Podiatrists spend an average of 8-10 years in higher education, the first four years in undergraduate studies to obtain a Bachelors Degree, and the second four years in medical school to obtain a Podiatric Medical Degree. After obtaining a Podiatric Medical Degree, podiatrists move on to complete a hospital residency for another three years, working in all aspects of medicine to better understand how the body affects the foot and ankle.
At the completion of the residency program, podiatrists have received extensive medical training in surgery with an emphasis on various problems concerning the feet and ankles. They are trained to treat problems ranging from common ailments such as fungal and ingrown toenails, to those which are more complex such as clubfoot, bunions, or reconstructive surgery of the foot and ankle.

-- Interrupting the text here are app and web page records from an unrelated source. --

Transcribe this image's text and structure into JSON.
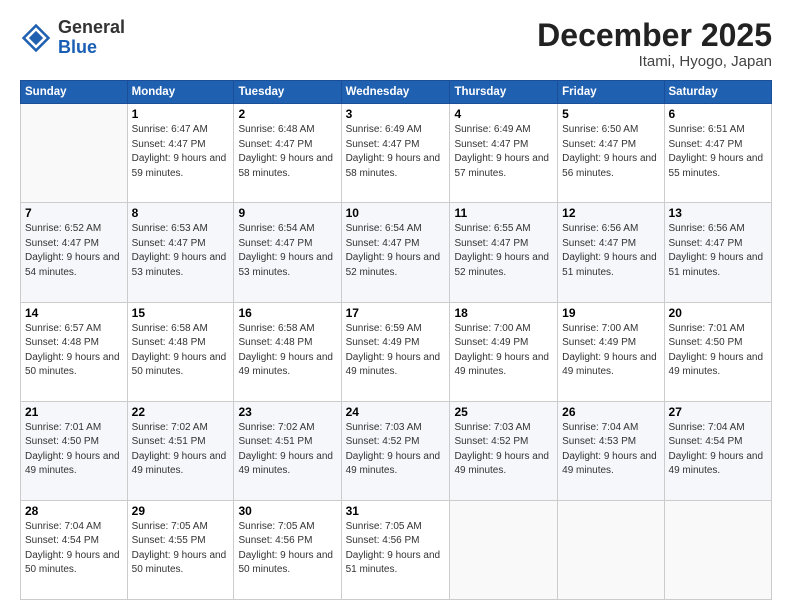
{
  "header": {
    "logo_general": "General",
    "logo_blue": "Blue",
    "month_title": "December 2025",
    "location": "Itami, Hyogo, Japan"
  },
  "weekdays": [
    "Sunday",
    "Monday",
    "Tuesday",
    "Wednesday",
    "Thursday",
    "Friday",
    "Saturday"
  ],
  "weeks": [
    [
      {
        "day": "",
        "sunrise": "",
        "sunset": "",
        "daylight": ""
      },
      {
        "day": "1",
        "sunrise": "Sunrise: 6:47 AM",
        "sunset": "Sunset: 4:47 PM",
        "daylight": "Daylight: 9 hours and 59 minutes."
      },
      {
        "day": "2",
        "sunrise": "Sunrise: 6:48 AM",
        "sunset": "Sunset: 4:47 PM",
        "daylight": "Daylight: 9 hours and 58 minutes."
      },
      {
        "day": "3",
        "sunrise": "Sunrise: 6:49 AM",
        "sunset": "Sunset: 4:47 PM",
        "daylight": "Daylight: 9 hours and 58 minutes."
      },
      {
        "day": "4",
        "sunrise": "Sunrise: 6:49 AM",
        "sunset": "Sunset: 4:47 PM",
        "daylight": "Daylight: 9 hours and 57 minutes."
      },
      {
        "day": "5",
        "sunrise": "Sunrise: 6:50 AM",
        "sunset": "Sunset: 4:47 PM",
        "daylight": "Daylight: 9 hours and 56 minutes."
      },
      {
        "day": "6",
        "sunrise": "Sunrise: 6:51 AM",
        "sunset": "Sunset: 4:47 PM",
        "daylight": "Daylight: 9 hours and 55 minutes."
      }
    ],
    [
      {
        "day": "7",
        "sunrise": "Sunrise: 6:52 AM",
        "sunset": "Sunset: 4:47 PM",
        "daylight": "Daylight: 9 hours and 54 minutes."
      },
      {
        "day": "8",
        "sunrise": "Sunrise: 6:53 AM",
        "sunset": "Sunset: 4:47 PM",
        "daylight": "Daylight: 9 hours and 53 minutes."
      },
      {
        "day": "9",
        "sunrise": "Sunrise: 6:54 AM",
        "sunset": "Sunset: 4:47 PM",
        "daylight": "Daylight: 9 hours and 53 minutes."
      },
      {
        "day": "10",
        "sunrise": "Sunrise: 6:54 AM",
        "sunset": "Sunset: 4:47 PM",
        "daylight": "Daylight: 9 hours and 52 minutes."
      },
      {
        "day": "11",
        "sunrise": "Sunrise: 6:55 AM",
        "sunset": "Sunset: 4:47 PM",
        "daylight": "Daylight: 9 hours and 52 minutes."
      },
      {
        "day": "12",
        "sunrise": "Sunrise: 6:56 AM",
        "sunset": "Sunset: 4:47 PM",
        "daylight": "Daylight: 9 hours and 51 minutes."
      },
      {
        "day": "13",
        "sunrise": "Sunrise: 6:56 AM",
        "sunset": "Sunset: 4:47 PM",
        "daylight": "Daylight: 9 hours and 51 minutes."
      }
    ],
    [
      {
        "day": "14",
        "sunrise": "Sunrise: 6:57 AM",
        "sunset": "Sunset: 4:48 PM",
        "daylight": "Daylight: 9 hours and 50 minutes."
      },
      {
        "day": "15",
        "sunrise": "Sunrise: 6:58 AM",
        "sunset": "Sunset: 4:48 PM",
        "daylight": "Daylight: 9 hours and 50 minutes."
      },
      {
        "day": "16",
        "sunrise": "Sunrise: 6:58 AM",
        "sunset": "Sunset: 4:48 PM",
        "daylight": "Daylight: 9 hours and 49 minutes."
      },
      {
        "day": "17",
        "sunrise": "Sunrise: 6:59 AM",
        "sunset": "Sunset: 4:49 PM",
        "daylight": "Daylight: 9 hours and 49 minutes."
      },
      {
        "day": "18",
        "sunrise": "Sunrise: 7:00 AM",
        "sunset": "Sunset: 4:49 PM",
        "daylight": "Daylight: 9 hours and 49 minutes."
      },
      {
        "day": "19",
        "sunrise": "Sunrise: 7:00 AM",
        "sunset": "Sunset: 4:49 PM",
        "daylight": "Daylight: 9 hours and 49 minutes."
      },
      {
        "day": "20",
        "sunrise": "Sunrise: 7:01 AM",
        "sunset": "Sunset: 4:50 PM",
        "daylight": "Daylight: 9 hours and 49 minutes."
      }
    ],
    [
      {
        "day": "21",
        "sunrise": "Sunrise: 7:01 AM",
        "sunset": "Sunset: 4:50 PM",
        "daylight": "Daylight: 9 hours and 49 minutes."
      },
      {
        "day": "22",
        "sunrise": "Sunrise: 7:02 AM",
        "sunset": "Sunset: 4:51 PM",
        "daylight": "Daylight: 9 hours and 49 minutes."
      },
      {
        "day": "23",
        "sunrise": "Sunrise: 7:02 AM",
        "sunset": "Sunset: 4:51 PM",
        "daylight": "Daylight: 9 hours and 49 minutes."
      },
      {
        "day": "24",
        "sunrise": "Sunrise: 7:03 AM",
        "sunset": "Sunset: 4:52 PM",
        "daylight": "Daylight: 9 hours and 49 minutes."
      },
      {
        "day": "25",
        "sunrise": "Sunrise: 7:03 AM",
        "sunset": "Sunset: 4:52 PM",
        "daylight": "Daylight: 9 hours and 49 minutes."
      },
      {
        "day": "26",
        "sunrise": "Sunrise: 7:04 AM",
        "sunset": "Sunset: 4:53 PM",
        "daylight": "Daylight: 9 hours and 49 minutes."
      },
      {
        "day": "27",
        "sunrise": "Sunrise: 7:04 AM",
        "sunset": "Sunset: 4:54 PM",
        "daylight": "Daylight: 9 hours and 49 minutes."
      }
    ],
    [
      {
        "day": "28",
        "sunrise": "Sunrise: 7:04 AM",
        "sunset": "Sunset: 4:54 PM",
        "daylight": "Daylight: 9 hours and 50 minutes."
      },
      {
        "day": "29",
        "sunrise": "Sunrise: 7:05 AM",
        "sunset": "Sunset: 4:55 PM",
        "daylight": "Daylight: 9 hours and 50 minutes."
      },
      {
        "day": "30",
        "sunrise": "Sunrise: 7:05 AM",
        "sunset": "Sunset: 4:56 PM",
        "daylight": "Daylight: 9 hours and 50 minutes."
      },
      {
        "day": "31",
        "sunrise": "Sunrise: 7:05 AM",
        "sunset": "Sunset: 4:56 PM",
        "daylight": "Daylight: 9 hours and 51 minutes."
      },
      {
        "day": "",
        "sunrise": "",
        "sunset": "",
        "daylight": ""
      },
      {
        "day": "",
        "sunrise": "",
        "sunset": "",
        "daylight": ""
      },
      {
        "day": "",
        "sunrise": "",
        "sunset": "",
        "daylight": ""
      }
    ]
  ]
}
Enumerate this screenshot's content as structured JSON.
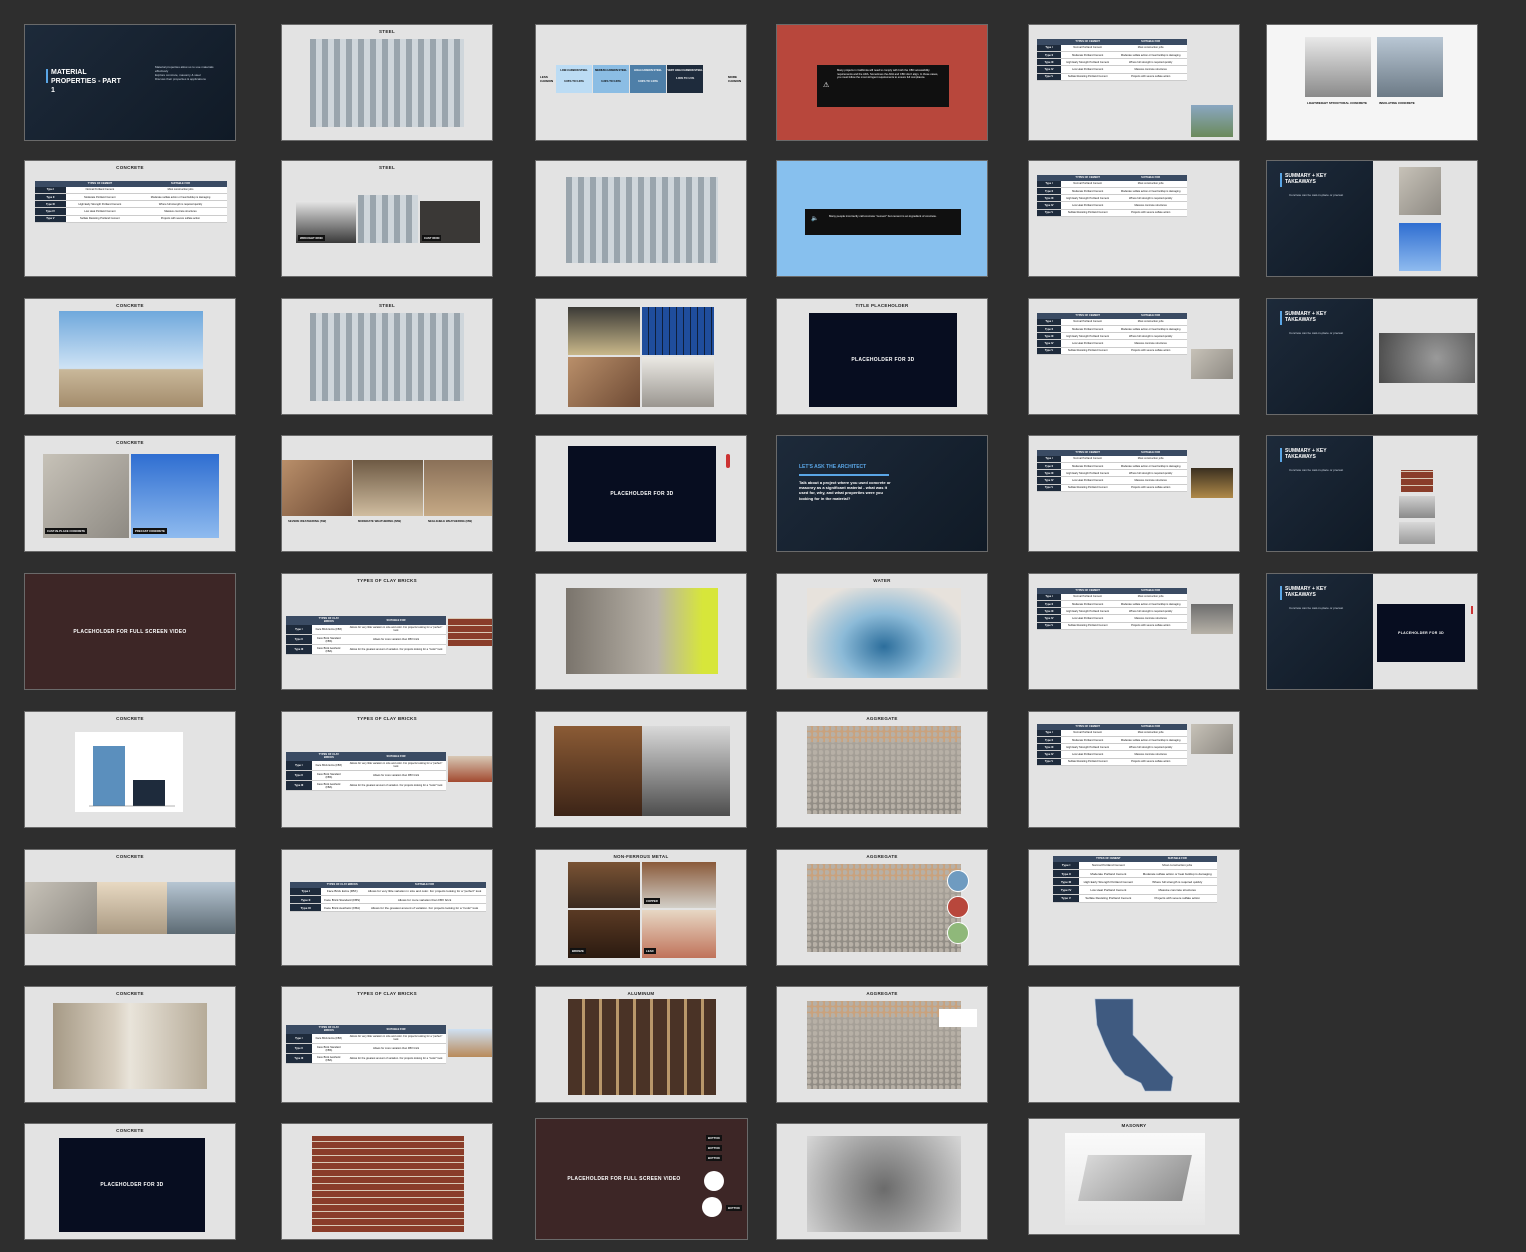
{
  "deck": {
    "title_slide": {
      "title": "MATERIAL PROPERTIES - PART 1",
      "bullets": [
        "Material properties allow us to use materials effectively",
        "Explore concrete, masonry & steel",
        "Discuss their properties & applications"
      ]
    },
    "titles": {
      "steel": "STEEL",
      "concrete": "CONCRETE",
      "title_placeholder": "TITLE PLACEHOLDER",
      "water": "WATER",
      "aggregate": "AGGREGATE",
      "non_ferrous": "NON-FERROUS METAL",
      "aluminum": "ALUMINUM",
      "masonry": "MASONRY",
      "clay_bricks": "TYPES OF CLAY BRICKS",
      "summary": "SUMMARY + KEY TAKEAWAYS",
      "ask_architect": "LET'S ASK THE ARCHITECT"
    },
    "placeholders": {
      "full_video": "PLACEHOLDER FOR FULL SCREEN VIDEO",
      "three_d": "PLACEHOLDER FOR 3D"
    },
    "carbon_scale": {
      "less": "LESS CARBON",
      "more": "MORE CARBON",
      "cols": [
        {
          "name": "LOW-CARBON STEEL",
          "range": "0.05% TO 0.30%"
        },
        {
          "name": "MEDIUM-CARBON STEEL",
          "range": "0.30% TO 0.60%"
        },
        {
          "name": "HIGH-CARBON STEEL",
          "range": "0.60% TO 1.00%"
        },
        {
          "name": "VERY HIGH CARBON STEEL",
          "range": "1.00% TO 1.5%"
        }
      ]
    },
    "alert_red": "Many projects in California will need to comply with both the CBC accessibility requirements and the ADA. Sometimes the ADA and CBC don't align. In those cases, you must follow the most stringent requirements to ensure full compliance.",
    "alert_blue": "Many people incorrectly call concrete \"cement\" but cement is an ingredient of concrete.",
    "ask_question": "Talk about a project where you used concrete or masonry as a significant material - what was it used for, why, and what properties were you looking for in the material?",
    "summary_bullet": "Concrete can be cast-in-place or precast",
    "cement_table": {
      "headers": [
        "TYPES OF CEMENT",
        "SUITABLE FOR"
      ],
      "rows": [
        [
          "Type I",
          "Normal Portland Cement",
          "Most construction jobs"
        ],
        [
          "Type II",
          "Moderate Portland Cement",
          "Moderate sulfate action or heat buildup is damaging"
        ],
        [
          "Type III",
          "High Early Strength Portland Cement",
          "Where full strength is required quickly"
        ],
        [
          "Type IV",
          "Low Heat Portland Cement",
          "Massive concrete structures"
        ],
        [
          "Type V",
          "Sulfate Resisting Portland Cement",
          "Projects with severe sulfate action"
        ]
      ]
    },
    "brick_table": {
      "headers": [
        "TYPES OF CLAY BRICKS",
        "SUITABLE FOR"
      ],
      "rows": [
        [
          "Type I",
          "Face Brick Extra (FBX)",
          "Allows for very little variation in size and color. For projects looking for a \"perfect\" look"
        ],
        [
          "Type II",
          "Face Brick Standard (FBS)",
          "Allows for more variation than FBX brick"
        ],
        [
          "Type III",
          "Face Brick Aesthetic (FBA)",
          "Allows for the greatest amount of variation. For projects looking for a \"rustic\" look"
        ]
      ]
    },
    "weathering": [
      "SEVERE WEATHERING (SW)",
      "MODERATE WEATHERING (MW)",
      "NEGLIGIBLE WEATHERING (NW)"
    ],
    "captions": {
      "cast": "CAST-IN-PLACE CONCRETE",
      "precast": "PRECAST CONCRETE",
      "wrought": "WROUGHT IRON",
      "cast_iron": "CAST IRON",
      "insulating": "INSULATING CONCRETE",
      "lightweight": "LIGHTWEIGHT STRUCTURAL CONCRETE",
      "copper": "COPPER",
      "bronze": "BRONZE",
      "lead": "LEAD"
    },
    "video_buttons": [
      "BUTTON",
      "BUTTON",
      "BUTTON",
      "BUTTON"
    ]
  },
  "colors": {
    "navy": "#1d2a3a",
    "red": "#b8473c",
    "blue": "#87c0ee",
    "maroon": "#3d2626",
    "accent": "#5aa6e6"
  }
}
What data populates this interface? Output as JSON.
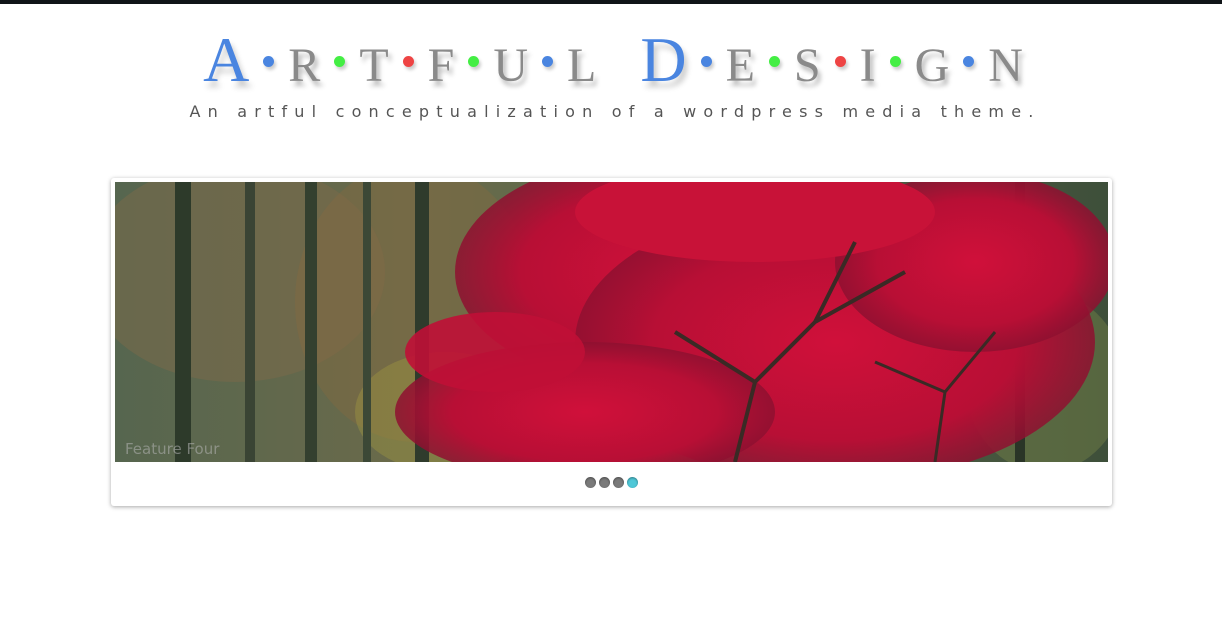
{
  "header": {
    "logo_words": [
      [
        "A",
        "R",
        "T",
        "F",
        "U",
        "L"
      ],
      [
        "D",
        "E",
        "S",
        "I",
        "G",
        "N"
      ]
    ],
    "logo_dot_colors": [
      [
        "#4a85e0",
        "#44ee44",
        "#ee4444",
        "#44ee44",
        "#4a85e0"
      ],
      [
        "#4a85e0",
        "#44ee44",
        "#ee4444",
        "#44ee44",
        "#4a85e0"
      ]
    ],
    "tagline": "An artful conceptualization of a wordpress media theme."
  },
  "slider": {
    "caption": "Feature Four",
    "slide_count": 4,
    "active_index": 3,
    "active_color": "#4fc8d8",
    "inactive_color": "#7a7a7a"
  }
}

Podiatrists also have a thorough knowledge and understanding of biomechanics, which is the study of the forces which the feet and legs undergo as we walk, run, or perform other activities. Understanding biomechanics and gait abnormalities, enables a podiatrist to help choose shoes and orthotics which can give pain relief and prevent many problems which the feet commonly encounter, for the long haul.